__PROMPT__:
Where the word "badge" occurs in a line of the listing below, copy that line.

__GIVEN RECORDS__:
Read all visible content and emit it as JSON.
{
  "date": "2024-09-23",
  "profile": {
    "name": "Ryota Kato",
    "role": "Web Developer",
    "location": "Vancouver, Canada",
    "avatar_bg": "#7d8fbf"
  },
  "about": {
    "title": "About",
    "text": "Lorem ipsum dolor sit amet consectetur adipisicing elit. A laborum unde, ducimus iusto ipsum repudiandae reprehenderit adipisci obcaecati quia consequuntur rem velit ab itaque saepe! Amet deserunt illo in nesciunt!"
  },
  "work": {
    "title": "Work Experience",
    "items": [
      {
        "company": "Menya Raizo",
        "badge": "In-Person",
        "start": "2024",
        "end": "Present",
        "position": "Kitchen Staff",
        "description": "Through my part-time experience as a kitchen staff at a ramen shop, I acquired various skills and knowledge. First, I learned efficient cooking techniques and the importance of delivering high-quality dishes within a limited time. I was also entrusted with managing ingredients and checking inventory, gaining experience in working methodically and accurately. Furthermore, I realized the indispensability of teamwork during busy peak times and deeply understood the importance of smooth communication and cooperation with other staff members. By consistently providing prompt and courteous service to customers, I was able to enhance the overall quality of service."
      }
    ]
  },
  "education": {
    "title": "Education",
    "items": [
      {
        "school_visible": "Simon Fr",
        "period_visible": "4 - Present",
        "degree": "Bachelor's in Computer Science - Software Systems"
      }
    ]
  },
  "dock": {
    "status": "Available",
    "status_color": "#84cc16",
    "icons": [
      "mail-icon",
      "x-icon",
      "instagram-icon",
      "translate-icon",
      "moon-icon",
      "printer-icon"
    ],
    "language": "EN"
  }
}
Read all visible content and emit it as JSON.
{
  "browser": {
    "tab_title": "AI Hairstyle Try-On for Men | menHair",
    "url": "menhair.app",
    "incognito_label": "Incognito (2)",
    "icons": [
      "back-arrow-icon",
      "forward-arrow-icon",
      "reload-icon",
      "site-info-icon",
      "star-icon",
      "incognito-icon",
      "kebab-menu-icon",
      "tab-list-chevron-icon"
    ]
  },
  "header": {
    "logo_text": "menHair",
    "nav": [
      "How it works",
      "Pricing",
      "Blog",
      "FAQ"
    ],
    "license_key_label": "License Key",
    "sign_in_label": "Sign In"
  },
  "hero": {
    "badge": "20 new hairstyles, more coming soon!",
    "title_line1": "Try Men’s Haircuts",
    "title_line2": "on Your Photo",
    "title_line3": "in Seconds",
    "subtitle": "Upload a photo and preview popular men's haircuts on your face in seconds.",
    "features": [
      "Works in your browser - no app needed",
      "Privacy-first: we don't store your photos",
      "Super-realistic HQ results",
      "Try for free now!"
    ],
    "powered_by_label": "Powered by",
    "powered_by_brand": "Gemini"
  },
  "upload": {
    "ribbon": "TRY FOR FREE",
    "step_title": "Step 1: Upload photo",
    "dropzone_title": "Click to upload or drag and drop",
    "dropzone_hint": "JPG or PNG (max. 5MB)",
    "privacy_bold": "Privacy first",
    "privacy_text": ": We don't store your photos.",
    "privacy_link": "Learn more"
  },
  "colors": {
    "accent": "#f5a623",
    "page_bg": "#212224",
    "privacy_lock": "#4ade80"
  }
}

__REPLY TO THE TASK__:
        "badge": "In-Person",
    "badge": "20 new hairstyles, more coming soon!",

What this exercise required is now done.